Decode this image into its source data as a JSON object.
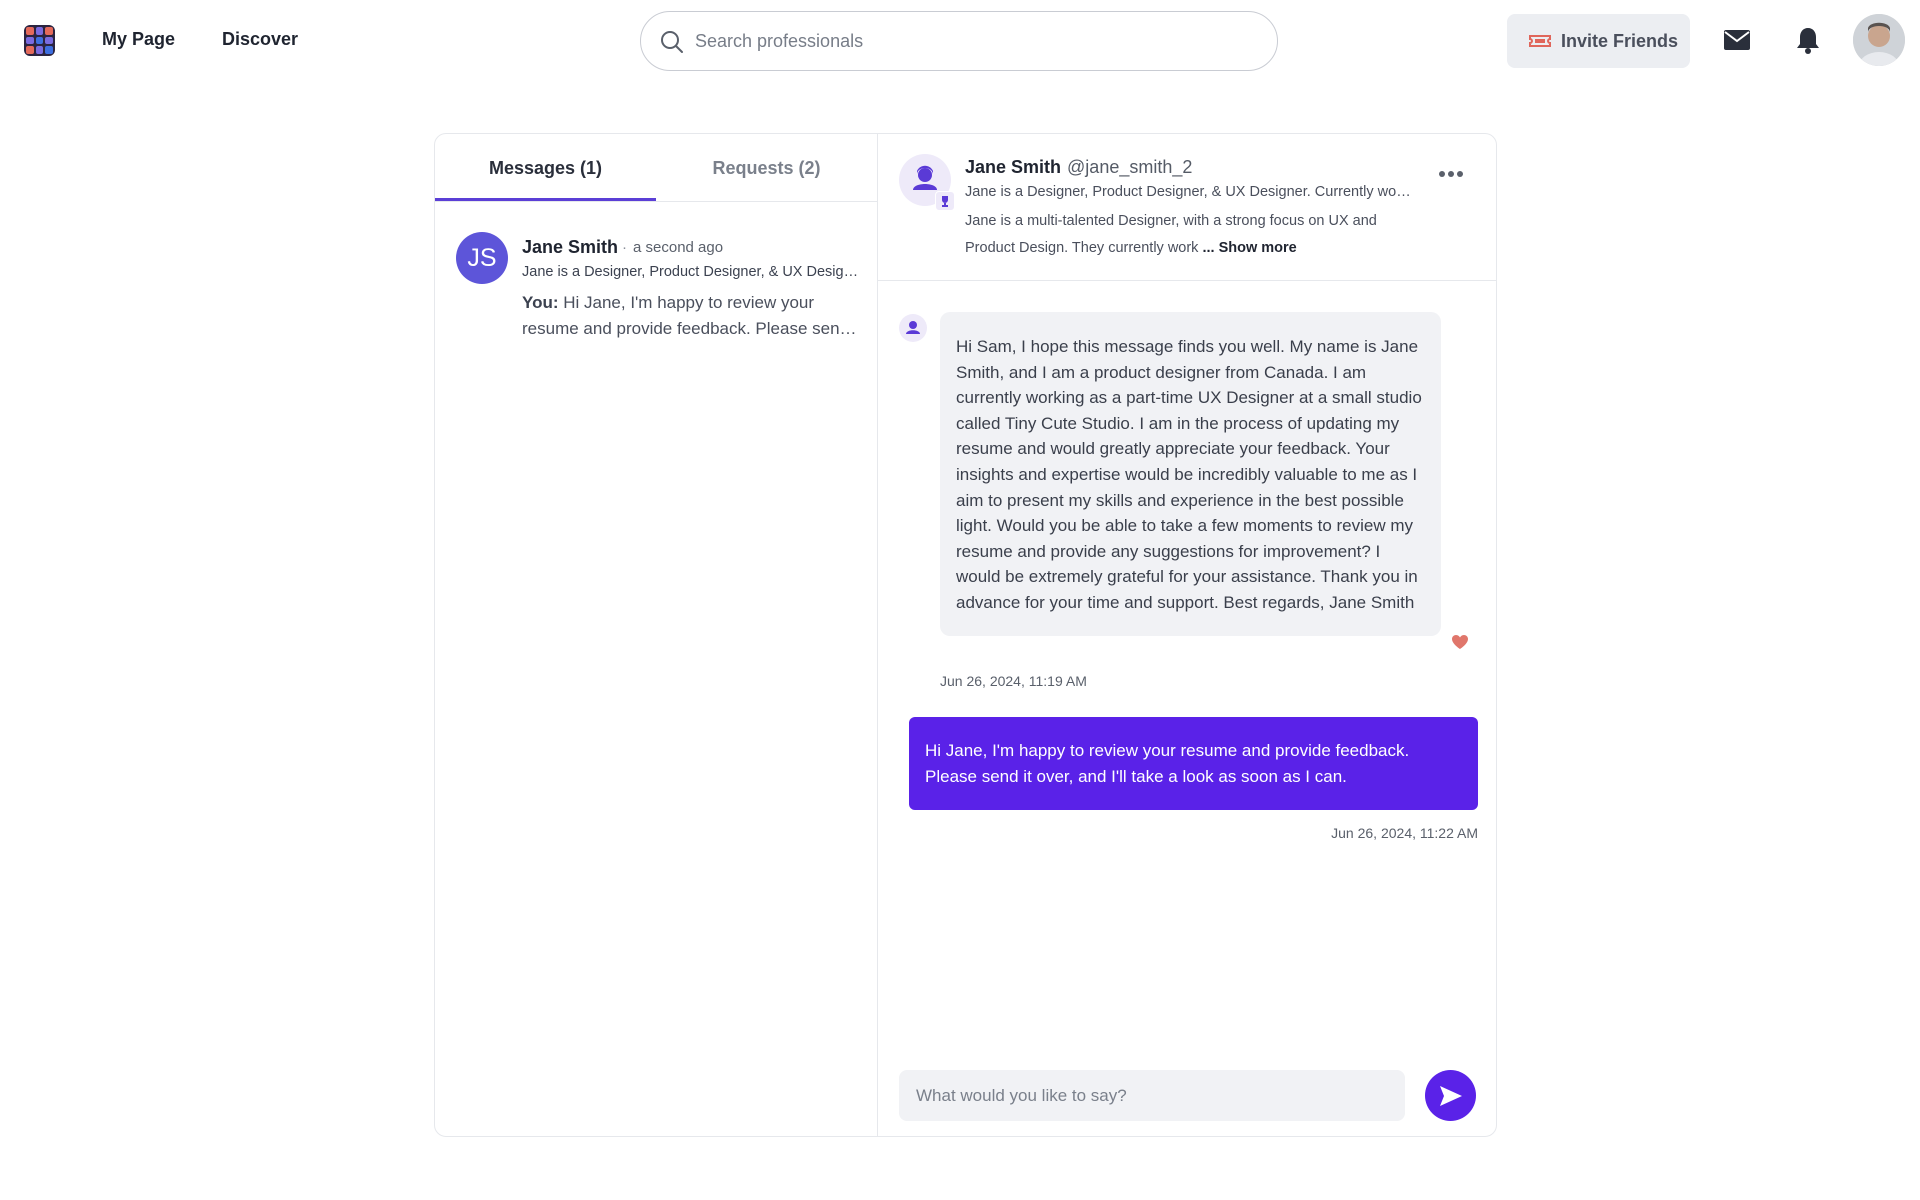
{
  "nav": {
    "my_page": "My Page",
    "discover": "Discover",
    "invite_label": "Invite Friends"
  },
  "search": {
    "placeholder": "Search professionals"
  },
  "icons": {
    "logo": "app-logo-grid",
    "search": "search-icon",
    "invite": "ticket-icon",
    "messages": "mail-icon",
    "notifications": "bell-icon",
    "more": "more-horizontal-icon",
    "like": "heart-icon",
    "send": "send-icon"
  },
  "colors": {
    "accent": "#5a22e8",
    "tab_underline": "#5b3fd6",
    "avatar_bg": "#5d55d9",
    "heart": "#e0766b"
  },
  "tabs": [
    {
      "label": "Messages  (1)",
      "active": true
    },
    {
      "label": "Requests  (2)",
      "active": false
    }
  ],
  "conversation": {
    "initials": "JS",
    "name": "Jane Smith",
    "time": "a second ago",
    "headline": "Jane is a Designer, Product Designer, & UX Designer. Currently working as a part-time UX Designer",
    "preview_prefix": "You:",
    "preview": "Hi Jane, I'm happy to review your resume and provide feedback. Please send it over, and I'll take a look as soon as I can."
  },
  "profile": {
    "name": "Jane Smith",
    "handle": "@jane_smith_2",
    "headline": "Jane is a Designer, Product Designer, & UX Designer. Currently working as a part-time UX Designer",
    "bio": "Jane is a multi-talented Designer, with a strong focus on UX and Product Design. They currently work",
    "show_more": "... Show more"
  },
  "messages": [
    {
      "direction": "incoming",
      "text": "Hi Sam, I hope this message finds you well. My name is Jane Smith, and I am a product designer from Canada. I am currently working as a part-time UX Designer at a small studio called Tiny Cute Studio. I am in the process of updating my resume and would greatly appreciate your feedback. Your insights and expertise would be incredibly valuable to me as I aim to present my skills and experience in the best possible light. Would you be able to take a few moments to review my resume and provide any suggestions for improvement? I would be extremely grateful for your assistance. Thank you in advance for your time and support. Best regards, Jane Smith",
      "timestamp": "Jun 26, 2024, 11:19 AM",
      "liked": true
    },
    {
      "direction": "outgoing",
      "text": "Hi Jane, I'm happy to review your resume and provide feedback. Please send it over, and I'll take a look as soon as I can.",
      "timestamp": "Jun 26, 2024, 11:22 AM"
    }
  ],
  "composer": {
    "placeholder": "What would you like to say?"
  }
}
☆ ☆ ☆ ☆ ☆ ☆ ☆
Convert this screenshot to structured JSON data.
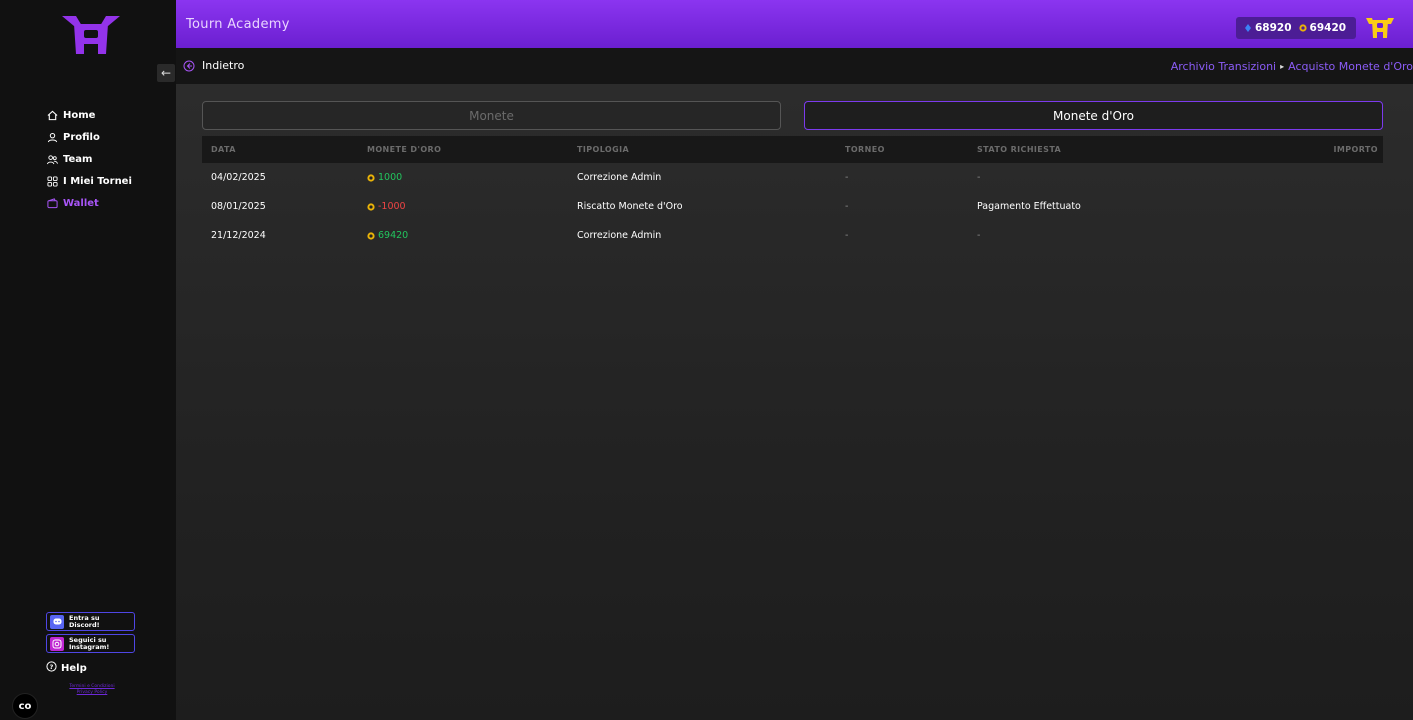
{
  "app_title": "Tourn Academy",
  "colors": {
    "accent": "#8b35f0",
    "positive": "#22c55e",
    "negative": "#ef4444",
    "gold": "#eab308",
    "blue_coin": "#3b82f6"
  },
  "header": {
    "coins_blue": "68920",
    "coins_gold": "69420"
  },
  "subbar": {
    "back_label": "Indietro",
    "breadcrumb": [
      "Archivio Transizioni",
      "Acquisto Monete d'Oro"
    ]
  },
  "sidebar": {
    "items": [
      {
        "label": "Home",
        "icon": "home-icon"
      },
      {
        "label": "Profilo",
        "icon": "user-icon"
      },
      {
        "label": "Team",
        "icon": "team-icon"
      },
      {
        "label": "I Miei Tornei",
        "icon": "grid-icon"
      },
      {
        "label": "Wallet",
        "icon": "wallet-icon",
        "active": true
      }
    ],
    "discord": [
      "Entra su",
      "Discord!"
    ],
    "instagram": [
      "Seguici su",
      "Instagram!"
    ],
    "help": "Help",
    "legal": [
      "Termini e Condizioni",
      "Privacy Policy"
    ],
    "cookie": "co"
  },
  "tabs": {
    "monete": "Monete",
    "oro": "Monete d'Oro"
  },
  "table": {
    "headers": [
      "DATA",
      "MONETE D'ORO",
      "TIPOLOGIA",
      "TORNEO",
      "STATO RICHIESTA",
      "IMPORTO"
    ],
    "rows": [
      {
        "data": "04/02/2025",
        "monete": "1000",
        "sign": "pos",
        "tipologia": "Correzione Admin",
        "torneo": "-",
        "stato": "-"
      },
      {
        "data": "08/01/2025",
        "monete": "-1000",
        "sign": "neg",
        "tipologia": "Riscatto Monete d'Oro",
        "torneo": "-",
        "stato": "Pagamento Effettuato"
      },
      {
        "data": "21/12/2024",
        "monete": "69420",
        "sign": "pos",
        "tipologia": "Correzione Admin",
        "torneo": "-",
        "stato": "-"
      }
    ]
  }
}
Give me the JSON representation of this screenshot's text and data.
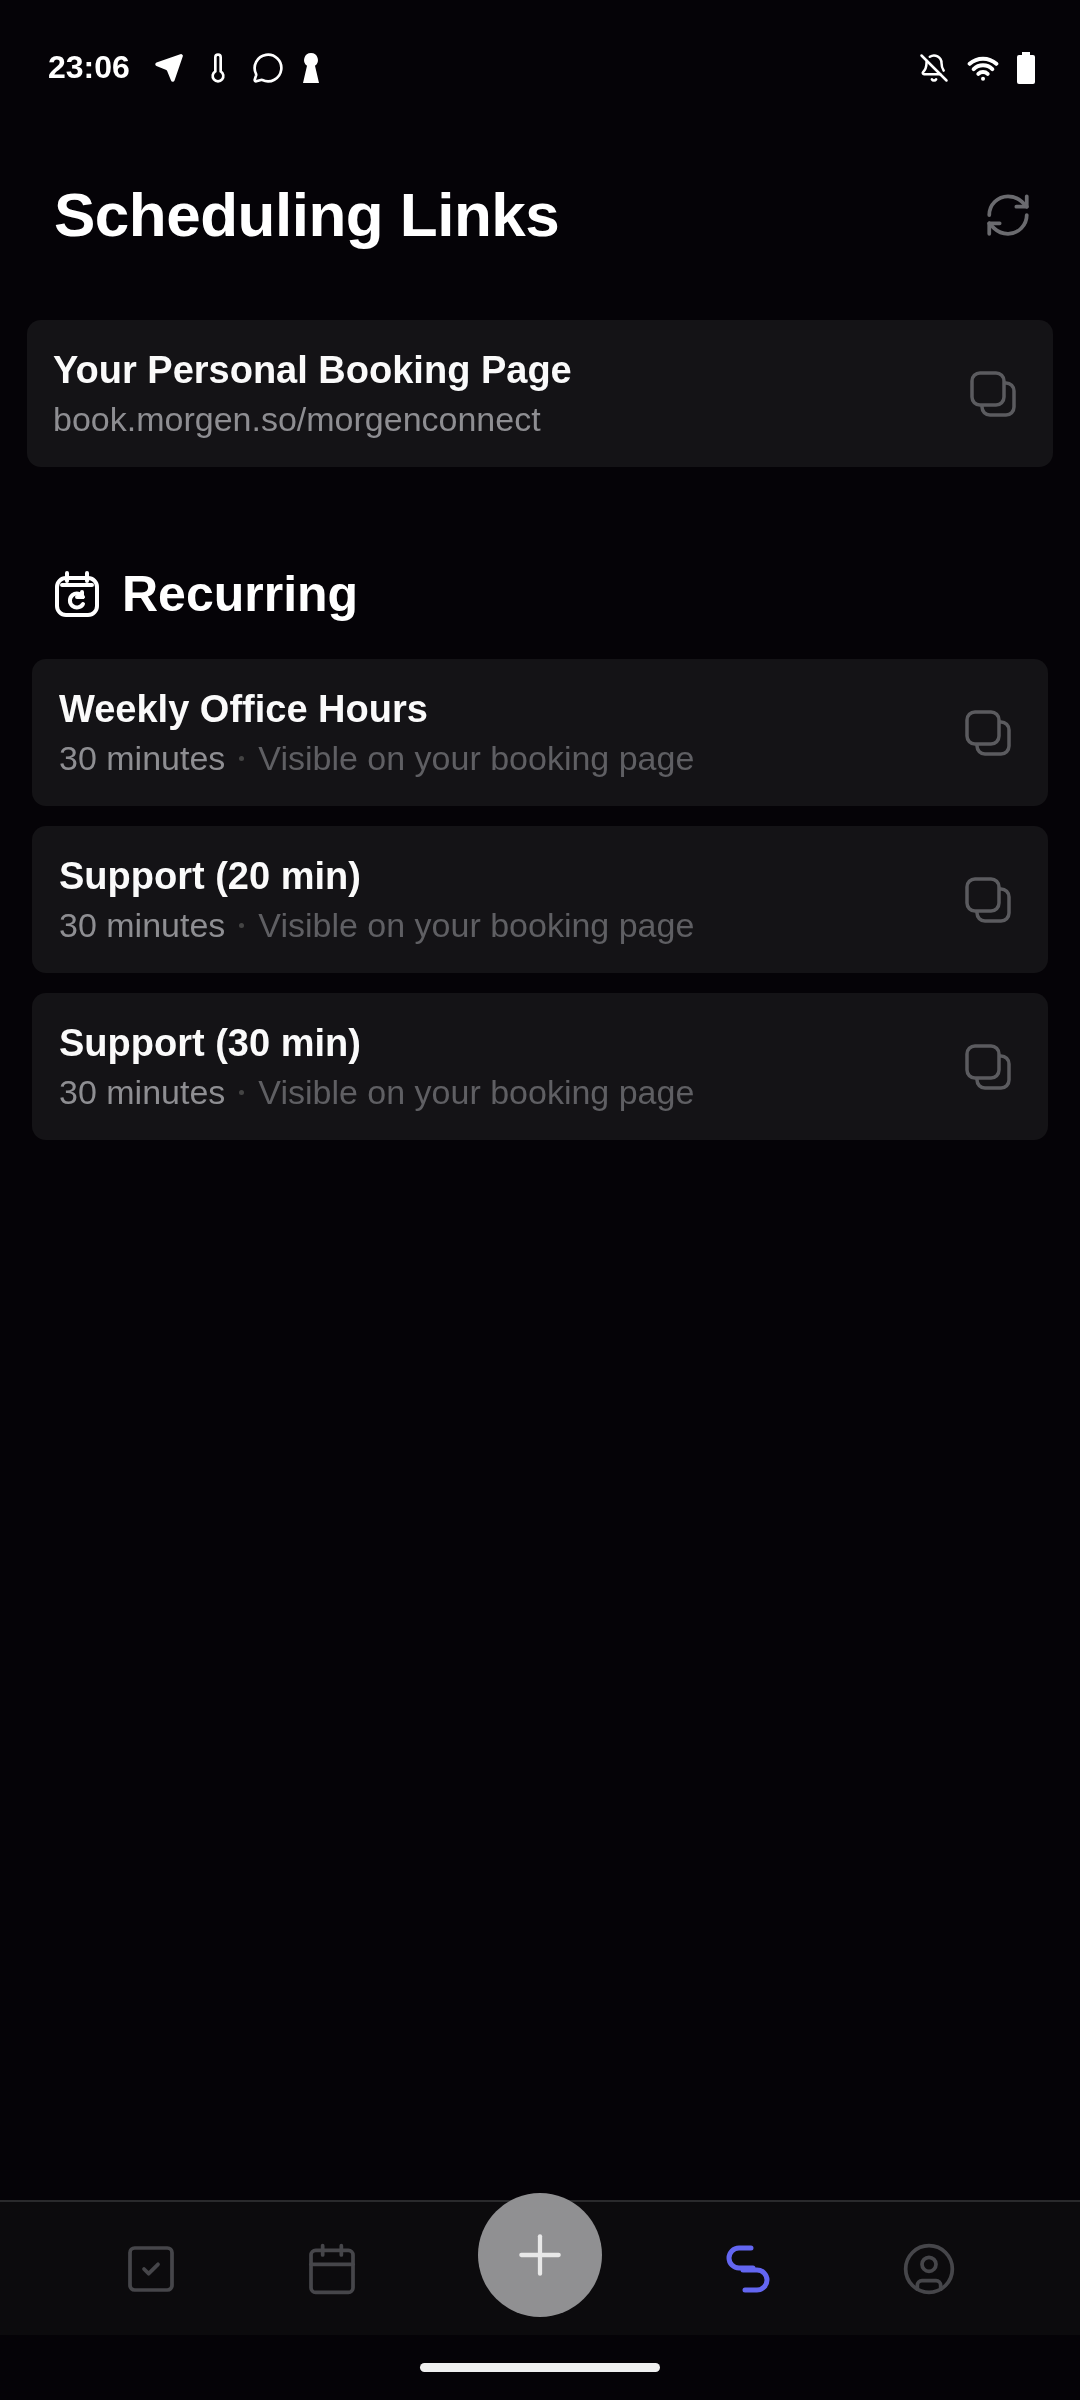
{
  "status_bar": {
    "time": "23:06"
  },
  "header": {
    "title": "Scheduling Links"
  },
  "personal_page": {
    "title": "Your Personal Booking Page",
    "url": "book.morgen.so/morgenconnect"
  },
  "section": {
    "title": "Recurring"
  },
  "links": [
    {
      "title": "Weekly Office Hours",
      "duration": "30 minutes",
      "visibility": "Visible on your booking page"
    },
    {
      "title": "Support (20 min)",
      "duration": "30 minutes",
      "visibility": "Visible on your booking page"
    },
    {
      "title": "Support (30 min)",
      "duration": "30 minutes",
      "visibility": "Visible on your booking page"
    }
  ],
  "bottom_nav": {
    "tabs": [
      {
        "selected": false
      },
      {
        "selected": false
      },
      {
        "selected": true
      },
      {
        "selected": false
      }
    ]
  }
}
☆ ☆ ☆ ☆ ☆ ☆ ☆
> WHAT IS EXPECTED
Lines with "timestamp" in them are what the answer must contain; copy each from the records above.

> REPLY TO THE TASK
      "timestamp": "Jun 26, 2024, 11:19 AM",
      "timestamp": "Jun 26, 2024, 11:22 AM"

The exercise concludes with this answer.